These days more people have less and less money to spend. Living well doesn’t necessarily mean tolerating hardship. If you are creative, you can continue to enjoy your perks while knowing exactly where your pennies go. These tips will help you spend your money wisely.
1. When you go out, leave your credit cards at home. Take along only a small amount of cash. If you are on foot, take no money at all.
2. Buy the luxury item only after you’ve earned enough extra money to pay for it. Alternatively, buy it with money that was a gift or a windfall.
3. Skip the expensive outing. Instead, do something that costs nothing.
4. Skip the restaurant dinner. Go for lunch instead. Or have a potluck dinner with one or more friends. (It’s healthier, too: less fat and less salt.)
5. Stay away from stores, malls, and online shopping sites.
6. Put a trash can by your mailbox. Throw out all catalogs from direct mail merchants. Don’t even look at them.
7. See if you can get the things you want without buying them retail. Craig’s List? Tag sale? Big box store at the end of the season? Make your own Starbucks coffee at home or at work (barista not included).
8. Borrow instead of buying. (If you’re looking for books or music, visit the library rather than making a bookstore, Amazon, or iTunes purchase. Your library lists its holdings online, and you can probably even borrow the book online, downloading it to your tablet.)
9. If you feel you really have to have the newest model, buy it as a reward after you’ve done something heroic. (Like quitting smoking.)
10. Bargain with yourself: if you do without this, you can get that instead. (But don’t get both.)
11. Give yourself points for stuff not purchased to buy things you REALLY want.
12. Make yourself wait until tomorrow (or next week) to make the purchase. (Maybe you will no longer covet the gizmo in question. If you do still want it, maybe you really need to own it.)
13. Is this acquisition in your best interest? Don’t indulge if it’s not. Reward yourself in some healthy way for resisting temptation.
14. Get receipts for everything, and stash them in your wallet. When you get home, file them in an envelope. At the end of the month, total your expenditures for food and other categories of things. Compare this month’s expenses with those of past months. Are you satisfied with where your hard-earned dollars are going?
15. Stagger larger purchases over a period of months: new computer monitor this month, new coat next month, etc. (Consider budgeting large expenditures. Alternatively, tell yourself: Before I spend money on this, I must make a deposit to savings.)
16. Do without (especially useful for manicures, pedicures, facials, and other frills).
17. Buy the splurge item as a birthday or holiday gift for someone else, then borrow it back (or enjoy it with the other person).

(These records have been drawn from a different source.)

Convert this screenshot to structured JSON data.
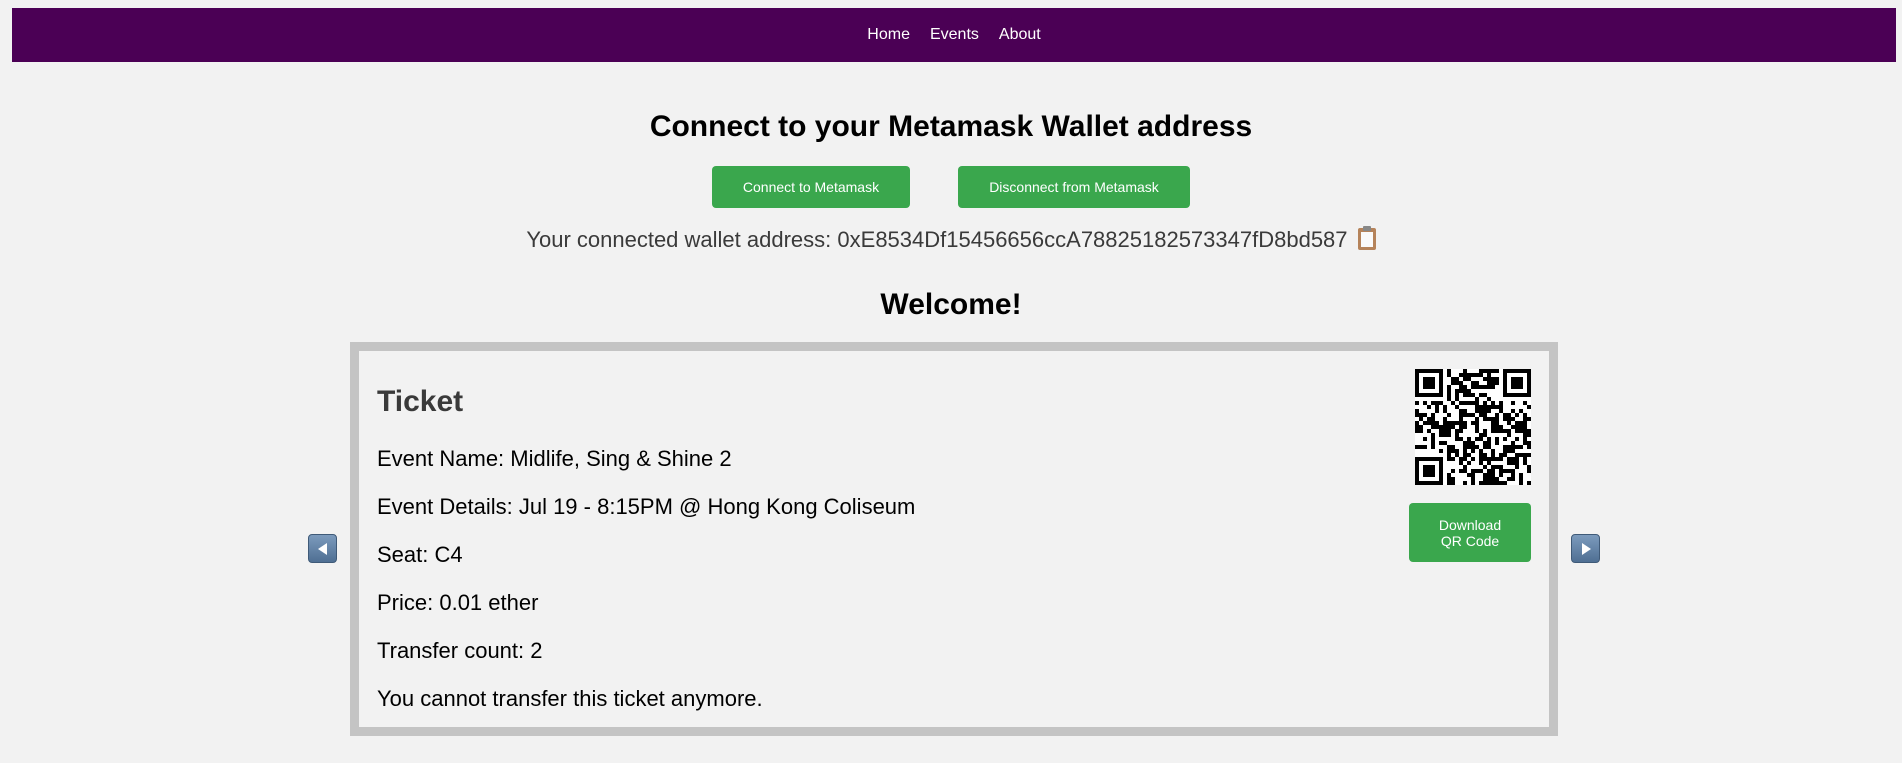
{
  "nav": {
    "items": [
      {
        "label": "Home"
      },
      {
        "label": "Events"
      },
      {
        "label": "About"
      }
    ]
  },
  "connect": {
    "title": "Connect to your Metamask Wallet address",
    "connect_label": "Connect to Metamask",
    "disconnect_label": "Disconnect from Metamask",
    "wallet_prefix": "Your connected wallet address:",
    "wallet_address": "0xE8534Df15456656ccA78825182573347fD8bd587",
    "copy_icon": "clipboard-icon"
  },
  "welcome": "Welcome!",
  "ticket": {
    "title": "Ticket",
    "event_name": "Event Name: Midlife, Sing & Shine 2",
    "event_details": "Event Details: Jul 19 - 8:15PM @ Hong Kong Coliseum",
    "seat": "Seat: C4",
    "price": "Price: 0.01 ether",
    "transfer_count": "Transfer count: 2",
    "transfer_note": "You cannot transfer this ticket anymore.",
    "download_line1": "Download",
    "download_line2": "QR Code"
  },
  "carousel": {
    "prev_icon": "arrow-left-icon",
    "next_icon": "arrow-right-icon"
  },
  "colors": {
    "nav_bg": "#4b0055",
    "button_green": "#3aa74d",
    "card_border": "#c4c4c4",
    "page_bg": "#f2f2f2"
  }
}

18. Make gifts for other people rather than buying them. Consider creating games as well as arts and crafts, scarves and mittens, food, and photos. There are many possibilities. Let your imagination run wild.
19. Find a greener alternative wherever possible. Steam vegetables, then use the water to make soup or to water the house plants. Turn the lights off and the thermostat down when you’re not at home.
20. Rather than replace stuff, repair it. This rule especially holds for cars.
21. Before paying someone else to do a job you can do, figure out how much your time is worth, and act accordingly.
22. When you buy expensive foods and beverages, consume them in very small quantities so that they last longer. The taste will stay in your mouth for the same amount of time no matter how much you swallow. A smaller plate or bowl will make less look like more.
23. Not everything must be bought ready made. You can often make what you need from scratch. You can also invent an alternative.
24. Walk or ride your bike rather than driving.
25. Focus on doing rather than having.